:: Extracted data ::

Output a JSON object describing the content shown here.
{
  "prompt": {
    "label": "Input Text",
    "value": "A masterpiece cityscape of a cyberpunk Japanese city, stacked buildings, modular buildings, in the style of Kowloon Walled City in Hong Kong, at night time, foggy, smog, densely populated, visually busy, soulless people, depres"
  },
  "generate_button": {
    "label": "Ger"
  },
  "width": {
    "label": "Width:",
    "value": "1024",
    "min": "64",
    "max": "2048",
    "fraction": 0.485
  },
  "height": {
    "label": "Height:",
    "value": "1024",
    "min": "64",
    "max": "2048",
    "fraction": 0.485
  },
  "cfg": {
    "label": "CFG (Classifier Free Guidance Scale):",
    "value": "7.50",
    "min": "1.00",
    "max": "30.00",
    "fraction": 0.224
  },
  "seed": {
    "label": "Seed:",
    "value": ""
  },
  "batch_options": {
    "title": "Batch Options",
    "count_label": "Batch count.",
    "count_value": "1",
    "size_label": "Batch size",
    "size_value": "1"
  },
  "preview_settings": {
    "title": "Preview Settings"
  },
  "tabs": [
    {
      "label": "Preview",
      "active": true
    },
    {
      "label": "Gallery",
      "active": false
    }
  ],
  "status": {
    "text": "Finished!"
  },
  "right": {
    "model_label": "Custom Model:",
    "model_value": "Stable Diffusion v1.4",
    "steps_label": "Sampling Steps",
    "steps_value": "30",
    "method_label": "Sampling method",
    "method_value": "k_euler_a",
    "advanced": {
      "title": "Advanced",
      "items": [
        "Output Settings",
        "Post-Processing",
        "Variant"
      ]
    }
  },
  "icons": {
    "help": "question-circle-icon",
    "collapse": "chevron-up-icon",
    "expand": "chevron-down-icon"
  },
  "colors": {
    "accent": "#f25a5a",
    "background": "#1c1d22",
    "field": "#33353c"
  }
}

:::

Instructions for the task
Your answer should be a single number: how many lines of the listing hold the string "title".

Result for this task
3